Exercise objective — Reproduce every record exactly as written.

Given records —

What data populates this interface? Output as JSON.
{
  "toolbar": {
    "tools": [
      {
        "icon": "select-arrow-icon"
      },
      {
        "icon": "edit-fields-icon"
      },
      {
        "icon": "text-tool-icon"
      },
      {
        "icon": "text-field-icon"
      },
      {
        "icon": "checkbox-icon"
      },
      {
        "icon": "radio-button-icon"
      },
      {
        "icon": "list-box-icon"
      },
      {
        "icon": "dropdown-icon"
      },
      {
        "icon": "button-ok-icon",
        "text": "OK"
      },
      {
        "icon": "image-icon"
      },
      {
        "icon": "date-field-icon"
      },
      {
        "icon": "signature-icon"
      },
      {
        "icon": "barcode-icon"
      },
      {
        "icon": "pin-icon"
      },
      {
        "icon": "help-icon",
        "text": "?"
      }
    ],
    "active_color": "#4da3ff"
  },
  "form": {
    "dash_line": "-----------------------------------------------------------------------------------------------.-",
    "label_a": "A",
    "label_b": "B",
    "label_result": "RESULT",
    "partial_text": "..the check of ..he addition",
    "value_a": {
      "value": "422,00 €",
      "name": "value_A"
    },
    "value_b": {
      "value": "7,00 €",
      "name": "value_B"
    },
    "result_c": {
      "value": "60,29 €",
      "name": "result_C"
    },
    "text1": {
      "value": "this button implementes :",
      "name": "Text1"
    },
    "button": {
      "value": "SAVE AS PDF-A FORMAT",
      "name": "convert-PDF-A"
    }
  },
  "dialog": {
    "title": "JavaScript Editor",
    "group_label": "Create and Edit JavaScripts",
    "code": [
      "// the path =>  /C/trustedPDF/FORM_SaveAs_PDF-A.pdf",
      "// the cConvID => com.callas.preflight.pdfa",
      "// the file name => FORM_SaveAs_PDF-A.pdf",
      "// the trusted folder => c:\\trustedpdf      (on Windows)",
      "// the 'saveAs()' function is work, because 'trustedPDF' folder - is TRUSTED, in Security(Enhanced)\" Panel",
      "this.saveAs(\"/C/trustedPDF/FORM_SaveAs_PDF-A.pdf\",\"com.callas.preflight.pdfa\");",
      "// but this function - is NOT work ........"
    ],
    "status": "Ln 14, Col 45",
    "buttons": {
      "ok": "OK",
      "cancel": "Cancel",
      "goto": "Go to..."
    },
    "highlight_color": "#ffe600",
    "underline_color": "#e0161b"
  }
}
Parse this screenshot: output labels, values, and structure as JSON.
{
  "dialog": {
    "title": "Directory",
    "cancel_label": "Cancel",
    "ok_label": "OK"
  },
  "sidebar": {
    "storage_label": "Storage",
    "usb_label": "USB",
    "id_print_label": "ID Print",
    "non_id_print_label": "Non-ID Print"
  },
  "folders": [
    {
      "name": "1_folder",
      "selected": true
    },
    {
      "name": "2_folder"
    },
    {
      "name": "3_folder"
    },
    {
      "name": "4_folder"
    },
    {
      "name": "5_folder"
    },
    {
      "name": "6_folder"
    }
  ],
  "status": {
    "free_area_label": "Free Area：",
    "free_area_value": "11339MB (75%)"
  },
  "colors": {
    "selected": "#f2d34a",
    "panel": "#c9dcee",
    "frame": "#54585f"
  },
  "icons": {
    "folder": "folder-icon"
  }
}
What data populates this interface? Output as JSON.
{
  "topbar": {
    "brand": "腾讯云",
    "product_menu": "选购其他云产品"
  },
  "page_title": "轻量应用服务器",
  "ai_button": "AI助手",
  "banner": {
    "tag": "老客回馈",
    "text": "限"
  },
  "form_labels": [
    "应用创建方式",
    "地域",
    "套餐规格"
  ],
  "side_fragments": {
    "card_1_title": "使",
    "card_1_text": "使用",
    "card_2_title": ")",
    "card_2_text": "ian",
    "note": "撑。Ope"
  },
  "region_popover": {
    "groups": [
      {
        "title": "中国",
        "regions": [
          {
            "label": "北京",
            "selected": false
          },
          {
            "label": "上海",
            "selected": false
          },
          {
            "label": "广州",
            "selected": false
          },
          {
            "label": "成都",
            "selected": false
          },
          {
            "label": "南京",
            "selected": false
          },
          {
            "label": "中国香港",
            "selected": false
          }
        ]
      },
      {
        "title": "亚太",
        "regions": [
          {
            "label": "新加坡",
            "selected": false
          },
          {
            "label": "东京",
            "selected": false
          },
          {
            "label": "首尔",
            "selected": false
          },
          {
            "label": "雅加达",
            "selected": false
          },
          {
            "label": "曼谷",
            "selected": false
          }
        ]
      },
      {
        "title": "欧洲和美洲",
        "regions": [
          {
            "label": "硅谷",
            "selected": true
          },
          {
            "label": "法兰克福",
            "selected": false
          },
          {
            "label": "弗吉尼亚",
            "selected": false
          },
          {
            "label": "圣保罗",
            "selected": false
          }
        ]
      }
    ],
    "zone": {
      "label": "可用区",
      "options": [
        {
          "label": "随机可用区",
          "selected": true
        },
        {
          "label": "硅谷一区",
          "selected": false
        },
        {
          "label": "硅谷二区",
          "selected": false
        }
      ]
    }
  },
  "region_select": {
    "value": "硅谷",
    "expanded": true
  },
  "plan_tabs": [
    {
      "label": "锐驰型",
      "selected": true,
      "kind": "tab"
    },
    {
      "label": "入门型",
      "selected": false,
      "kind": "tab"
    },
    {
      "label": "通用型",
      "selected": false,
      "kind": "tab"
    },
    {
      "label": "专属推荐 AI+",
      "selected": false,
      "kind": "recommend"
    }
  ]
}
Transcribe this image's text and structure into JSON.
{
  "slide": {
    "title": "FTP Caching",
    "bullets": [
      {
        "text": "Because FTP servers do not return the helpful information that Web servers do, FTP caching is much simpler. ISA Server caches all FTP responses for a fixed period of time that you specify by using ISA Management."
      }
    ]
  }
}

Solution for this exercise —
What data populates this interface? Output as JSON.
{
  "toolbar": {
    "tools": [
      {
        "icon": "select-arrow-icon"
      },
      {
        "icon": "edit-fields-icon"
      },
      {
        "icon": "text-tool-icon"
      },
      {
        "icon": "text-field-icon"
      },
      {
        "icon": "checkbox-icon"
      },
      {
        "icon": "radio-button-icon"
      },
      {
        "icon": "list-box-icon"
      },
      {
        "icon": "dropdown-icon"
      },
      {
        "icon": "button-ok-icon",
        "text": "OK"
      },
      {
        "icon": "image-icon"
      },
      {
        "icon": "date-field-icon"
      },
      {
        "icon": "signature-icon"
      },
      {
        "icon": "barcode-icon"
      },
      {
        "icon": "pin-icon"
      },
      {
        "icon": "help-icon",
        "text": "?"
      }
    ],
    "active_color": "#4da3ff"
  },
  "form": {
    "dash_line": "-----------------------------------------------------------------------------------------------.-",
    "label_a": "A",
    "label_b": "B",
    "label_result": "RESULT",
    "partial_text": "..the check of ..he addition",
    "value_a": {
      "value": "422,00 €",
      "name": "value_A"
    },
    "value_b": {
      "value": "7,00 €",
      "name": "value_B"
    },
    "result_c": {
      "value": "60,29 €",
      "name": "result_C"
    },
    "text1": {
      "value": "this button implementes :",
      "name": "Text1"
    },
    "button": {
      "value": "SAVE AS PDF-A FORMAT",
      "name": "convert-PDF-A"
    }
  },
  "dialog": {
    "title": "JavaScript Editor",
    "group_label": "Create and Edit JavaScripts",
    "code": [
      "// the path =>  /C/trustedPDF/FORM_SaveAs_PDF-A.pdf",
      "// the cConvID => com.callas.preflight.pdfa",
      "// the file name => FORM_SaveAs_PDF-A.pdf",
      "// the trusted folder => c:\\trustedpdf      (on Windows)",
      "// the 'saveAs()' function is work, because 'trustedPDF' folder - is TRUSTED, in Security(Enhanced)\" Panel",
      "this.saveAs(\"/C/trustedPDF/FORM_SaveAs_PDF-A.pdf\",\"com.callas.preflight.pdfa\");",
      "// but this function - is NOT work ........"
    ],
    "status": "Ln 14, Col 45",
    "buttons": {
      "ok": "OK",
      "cancel": "Cancel",
      "goto": "Go to..."
    },
    "highlight_color": "#ffe600",
    "underline_color": "#e0161b"
  }
}
Parse this screenshot: output labels, values, and structure as JSON.
{
  "dialog": {
    "title": "Directory",
    "cancel_label": "Cancel",
    "ok_label": "OK"
  },
  "sidebar": {
    "storage_label": "Storage",
    "usb_label": "USB",
    "id_print_label": "ID Print",
    "non_id_print_label": "Non-ID Print"
  },
  "folders": [
    {
      "name": "1_folder",
      "selected": true
    },
    {
      "name": "2_folder"
    },
    {
      "name": "3_folder"
    },
    {
      "name": "4_folder"
    },
    {
      "name": "5_folder"
    },
    {
      "name": "6_folder"
    }
  ],
  "status": {
    "free_area_label": "Free Area：",
    "free_area_value": "11339MB (75%)"
  },
  "colors": {
    "selected": "#f2d34a",
    "panel": "#c9dcee",
    "frame": "#54585f"
  },
  "icons": {
    "folder": "folder-icon"
  }
}
What data populates this interface? Output as JSON.
{
  "topbar": {
    "brand": "腾讯云",
    "product_menu": "选购其他云产品"
  },
  "page_title": "轻量应用服务器",
  "ai_button": "AI助手",
  "banner": {
    "tag": "老客回馈",
    "text": "限"
  },
  "form_labels": [
    "应用创建方式",
    "地域",
    "套餐规格"
  ],
  "side_fragments": {
    "card_1_title": "使",
    "card_1_text": "使用",
    "card_2_title": ")",
    "card_2_text": "ian",
    "note": "撑。Ope"
  },
  "region_popover": {
    "groups": [
      {
        "title": "中国",
        "regions": [
          {
            "label": "北京",
            "selected": false
          },
          {
            "label": "上海",
            "selected": false
          },
          {
            "label": "广州",
            "selected": false
          },
          {
            "label": "成都",
            "selected": false
          },
          {
            "label": "南京",
            "selected": false
          },
          {
            "label": "中国香港",
            "selected": false
          }
        ]
      },
      {
        "title": "亚太",
        "regions": [
          {
            "label": "新加坡",
            "selected": false
          },
          {
            "label": "东京",
            "selected": false
          },
          {
            "label": "首尔",
            "selected": false
          },
          {
            "label": "雅加达",
            "selected": false
          },
          {
            "label": "曼谷",
            "selected": false
          }
        ]
      },
      {
        "title": "欧洲和美洲",
        "regions": [
          {
            "label": "硅谷",
            "selected": true
          },
          {
            "label": "法兰克福",
            "selected": false
          },
          {
            "label": "弗吉尼亚",
            "selected": false
          },
          {
            "label": "圣保罗",
            "selected": false
          }
        ]
      }
    ],
    "zone": {
      "label": "可用区",
      "options": [
        {
          "label": "随机可用区",
          "selected": true
        },
        {
          "label": "硅谷一区",
          "selected": false
        },
        {
          "label": "硅谷二区",
          "selected": false
        }
      ]
    }
  },
  "region_select": {
    "value": "硅谷",
    "expanded": true
  },
  "plan_tabs": [
    {
      "label": "锐驰型",
      "selected": true,
      "kind": "tab"
    },
    {
      "label": "入门型",
      "selected": false,
      "kind": "tab"
    },
    {
      "label": "通用型",
      "selected": false,
      "kind": "tab"
    },
    {
      "label": "专属推荐 AI+",
      "selected": false,
      "kind": "recommend"
    }
  ]
}
Transcribe this image's text and structure into JSON.
{
  "slide": {
    "title": "FTP Caching",
    "bullets": [
      {
        "text": "Because FTP servers do not return the helpful information that Web servers do, FTP caching is much simpler. ISA Server caches all FTP responses for a fixed period of time that you specify by using ISA Management."
      }
    ]
  }
}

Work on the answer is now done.